Instructions for the task: If a line below contains the word "Payments", count it; give only the total.

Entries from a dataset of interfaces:
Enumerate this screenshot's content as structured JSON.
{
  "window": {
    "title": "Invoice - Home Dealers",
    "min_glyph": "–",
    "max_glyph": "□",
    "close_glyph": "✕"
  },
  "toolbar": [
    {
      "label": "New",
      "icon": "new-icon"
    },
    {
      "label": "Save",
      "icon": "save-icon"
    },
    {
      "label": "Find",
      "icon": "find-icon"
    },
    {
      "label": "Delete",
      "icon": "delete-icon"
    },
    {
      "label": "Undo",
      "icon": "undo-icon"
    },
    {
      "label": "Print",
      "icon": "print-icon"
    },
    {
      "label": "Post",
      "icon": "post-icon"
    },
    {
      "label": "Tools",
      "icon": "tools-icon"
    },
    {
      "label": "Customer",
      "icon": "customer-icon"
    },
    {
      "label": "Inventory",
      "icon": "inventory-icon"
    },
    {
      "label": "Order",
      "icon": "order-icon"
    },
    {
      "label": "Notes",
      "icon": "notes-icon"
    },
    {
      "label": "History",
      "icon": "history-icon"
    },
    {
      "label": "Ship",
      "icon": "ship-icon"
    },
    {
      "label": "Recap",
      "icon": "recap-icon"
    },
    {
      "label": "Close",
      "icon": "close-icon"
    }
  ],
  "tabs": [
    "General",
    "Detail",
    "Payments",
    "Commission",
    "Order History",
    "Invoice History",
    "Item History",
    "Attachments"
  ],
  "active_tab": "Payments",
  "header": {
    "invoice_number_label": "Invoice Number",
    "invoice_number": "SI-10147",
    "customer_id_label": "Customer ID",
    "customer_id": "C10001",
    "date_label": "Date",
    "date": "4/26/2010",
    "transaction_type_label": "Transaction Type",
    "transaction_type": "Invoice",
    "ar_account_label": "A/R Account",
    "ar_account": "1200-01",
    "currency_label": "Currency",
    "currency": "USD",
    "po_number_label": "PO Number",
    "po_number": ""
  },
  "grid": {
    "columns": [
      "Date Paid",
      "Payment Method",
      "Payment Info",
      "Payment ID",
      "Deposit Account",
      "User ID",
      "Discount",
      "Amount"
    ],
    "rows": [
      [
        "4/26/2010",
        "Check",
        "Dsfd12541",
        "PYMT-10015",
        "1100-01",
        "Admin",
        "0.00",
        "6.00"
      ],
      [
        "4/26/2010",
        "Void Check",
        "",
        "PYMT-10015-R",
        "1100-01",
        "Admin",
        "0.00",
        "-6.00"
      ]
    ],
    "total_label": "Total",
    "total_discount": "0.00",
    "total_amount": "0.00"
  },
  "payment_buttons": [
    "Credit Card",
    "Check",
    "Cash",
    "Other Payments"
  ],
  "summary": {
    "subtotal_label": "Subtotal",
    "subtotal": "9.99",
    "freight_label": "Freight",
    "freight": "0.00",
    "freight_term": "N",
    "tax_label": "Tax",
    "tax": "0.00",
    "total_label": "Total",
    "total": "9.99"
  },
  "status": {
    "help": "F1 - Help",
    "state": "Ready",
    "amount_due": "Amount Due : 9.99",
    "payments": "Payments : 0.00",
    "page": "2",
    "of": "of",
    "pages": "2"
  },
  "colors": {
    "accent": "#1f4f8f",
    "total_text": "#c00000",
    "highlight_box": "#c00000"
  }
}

Written solution: 4